All over the world, employers go into recruitment searches with a specific gender in mind. Perhaps a CEO wants a female secretary. Perhaps a company wants a female CEO. That’s reality.

There are obvious reasons why this is a bad thing: it can stereotype one gender while limiting opportunities for the other. But this obstacle can be turned into an opportunity, especially in a country such as Saudi Arabia, where gender segregation has traditionally been extreme.

I set up a social enterprise, Glowork, two years ago to help Saudi women find jobs and Saudi employers to hire women. That is not an easy task. Laws state that women and men are not allowed to share the same workspace – women need to be in a separate office, with a separate entrance and a security guard outside. So if you are an SME – the engine of job creation – imagine the disincentive to hire your first female worker.

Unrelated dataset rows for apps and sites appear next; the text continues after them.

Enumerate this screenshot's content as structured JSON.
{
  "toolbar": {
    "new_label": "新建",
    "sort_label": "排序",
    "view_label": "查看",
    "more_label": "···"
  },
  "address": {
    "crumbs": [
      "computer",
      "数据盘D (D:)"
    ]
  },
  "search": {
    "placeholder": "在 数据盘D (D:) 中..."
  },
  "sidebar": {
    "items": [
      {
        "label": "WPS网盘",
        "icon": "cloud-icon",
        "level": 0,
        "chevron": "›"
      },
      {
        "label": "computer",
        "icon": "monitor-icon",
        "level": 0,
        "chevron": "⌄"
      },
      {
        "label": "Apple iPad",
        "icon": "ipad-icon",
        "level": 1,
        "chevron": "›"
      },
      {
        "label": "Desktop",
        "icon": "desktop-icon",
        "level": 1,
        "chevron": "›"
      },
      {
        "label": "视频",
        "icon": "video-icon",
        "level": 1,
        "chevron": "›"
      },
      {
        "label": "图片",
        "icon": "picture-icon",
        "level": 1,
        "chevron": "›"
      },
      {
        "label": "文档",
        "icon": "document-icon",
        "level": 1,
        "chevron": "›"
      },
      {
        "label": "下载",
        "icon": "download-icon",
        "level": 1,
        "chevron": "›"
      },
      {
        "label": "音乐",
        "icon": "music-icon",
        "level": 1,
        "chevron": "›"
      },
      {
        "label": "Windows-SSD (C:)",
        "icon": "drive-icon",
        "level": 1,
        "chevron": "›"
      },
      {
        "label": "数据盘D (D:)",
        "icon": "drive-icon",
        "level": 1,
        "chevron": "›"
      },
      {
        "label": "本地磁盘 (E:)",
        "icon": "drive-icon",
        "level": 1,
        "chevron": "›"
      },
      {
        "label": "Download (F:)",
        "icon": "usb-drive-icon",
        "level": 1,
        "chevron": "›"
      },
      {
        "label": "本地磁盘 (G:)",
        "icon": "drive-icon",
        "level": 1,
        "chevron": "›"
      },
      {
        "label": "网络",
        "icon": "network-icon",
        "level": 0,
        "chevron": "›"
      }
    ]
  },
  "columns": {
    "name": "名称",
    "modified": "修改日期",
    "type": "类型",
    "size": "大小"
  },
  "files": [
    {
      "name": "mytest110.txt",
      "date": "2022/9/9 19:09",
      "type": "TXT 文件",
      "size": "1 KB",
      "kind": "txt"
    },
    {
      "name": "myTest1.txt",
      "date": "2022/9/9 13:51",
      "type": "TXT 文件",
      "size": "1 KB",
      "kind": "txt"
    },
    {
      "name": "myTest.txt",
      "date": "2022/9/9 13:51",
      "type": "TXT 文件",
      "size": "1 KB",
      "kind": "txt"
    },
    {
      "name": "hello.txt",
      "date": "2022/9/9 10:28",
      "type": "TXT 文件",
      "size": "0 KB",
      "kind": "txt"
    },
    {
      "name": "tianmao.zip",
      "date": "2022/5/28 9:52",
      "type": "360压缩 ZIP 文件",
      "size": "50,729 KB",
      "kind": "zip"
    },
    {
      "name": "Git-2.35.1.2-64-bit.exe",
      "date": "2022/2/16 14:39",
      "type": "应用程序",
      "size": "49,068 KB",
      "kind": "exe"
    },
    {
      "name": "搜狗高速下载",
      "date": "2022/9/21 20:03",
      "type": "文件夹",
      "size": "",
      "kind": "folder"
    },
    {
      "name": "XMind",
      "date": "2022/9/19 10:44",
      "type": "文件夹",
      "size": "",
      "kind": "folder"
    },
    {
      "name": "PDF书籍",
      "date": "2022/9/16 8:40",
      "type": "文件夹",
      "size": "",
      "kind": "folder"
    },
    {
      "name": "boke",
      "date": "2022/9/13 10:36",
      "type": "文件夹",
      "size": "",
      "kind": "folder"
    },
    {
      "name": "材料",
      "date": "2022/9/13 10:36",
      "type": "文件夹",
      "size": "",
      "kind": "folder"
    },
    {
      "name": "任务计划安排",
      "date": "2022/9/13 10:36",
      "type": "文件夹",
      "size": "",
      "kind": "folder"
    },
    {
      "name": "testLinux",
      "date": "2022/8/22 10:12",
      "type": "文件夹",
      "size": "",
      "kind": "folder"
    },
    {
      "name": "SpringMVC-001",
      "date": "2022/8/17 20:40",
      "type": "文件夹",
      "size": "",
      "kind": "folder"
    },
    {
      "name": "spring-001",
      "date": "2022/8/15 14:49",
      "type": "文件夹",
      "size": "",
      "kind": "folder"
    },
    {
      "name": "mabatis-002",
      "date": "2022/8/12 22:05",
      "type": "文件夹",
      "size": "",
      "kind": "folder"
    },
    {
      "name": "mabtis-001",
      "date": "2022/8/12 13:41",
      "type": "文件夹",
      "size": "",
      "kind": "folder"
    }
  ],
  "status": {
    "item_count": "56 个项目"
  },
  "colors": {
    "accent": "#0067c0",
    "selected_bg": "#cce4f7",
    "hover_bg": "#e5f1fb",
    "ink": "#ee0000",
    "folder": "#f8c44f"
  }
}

Fortunately, things are changing. Soon after I launched Glowork, the Kingdom of Saudi Arabia introduced a new monthly stipend for jobseekers to encourage men and women to find work. For the first time, we had an accurate picture of Saudi unemployment.

What it showed was remarkable. Of the 1.6 million people who claimed the stipend, 1.2 million were women, and 40% of them had graduate degrees. Here is a large talent pool of highly educated women who are keen to work, but cannot find employers to take them on.

The Ministry of Labour began looking at how it could get more women into work, with the advice of a steering committee. Given deep-rooted cultural barriers, progress must be incremental. While the requirement for gender-segregated workplaces remains, for example, employers now have helpful guidance on setting up offices for women. There is legislation mandating equal pay for equal work.

New quotas for female employment in the retail sector have created around 50,000 jobs in a year. At first, this was met with huge opposition. The first time Glowork helped a supermarket hire female cashiers, they were fired within a week after a social backlash.

Yet, remarkably quickly, public opinion has changed. With the backing of the Ministry of Labour, every supermarket in the Kingdom now has a special “family section” where female cashiers work. It offers hope that the same acceptance can happen in other sectors.

I have found that, in general, Saudi employers have no objection in principle to employing women – they just do not know how to find them. In response to a government directive requiring the hiring of more Saudi women, the owner of a furniture outlet store asked me for advice on bringing women into his company. Glowork searched the database of 1.2 million women’s CVs that the government had gathered. The employer was astonished when we brought him candidates who had studied interior design in Paris.

We have also helped employers to take on Saudi women by working with an IT firm to pioneer a work-from-home solution, getting around the requirement for segregated office space. This has particularly helped SMEs to hire women, and rural or disabled women to find work.

And we are working to connect higher education institutions with businesses, through internships and career fairs. Until now, female students have hardly been encouraged to think about how their choice of studies might link to career opportunities.

These are only the first steps. With time and patience, much more can be achieved. Saudi Arabia can lead the way in the region.

Khalid Alkhudair is Chief Executive Officer and Founder of Glowork. He is also a World Economic Forum Global Shaper.

Image: A female Saudi pharmacist dispenses medicines at the International Medical Center in Jeddah June 4, 2007. REUTERS/Susan Baaghil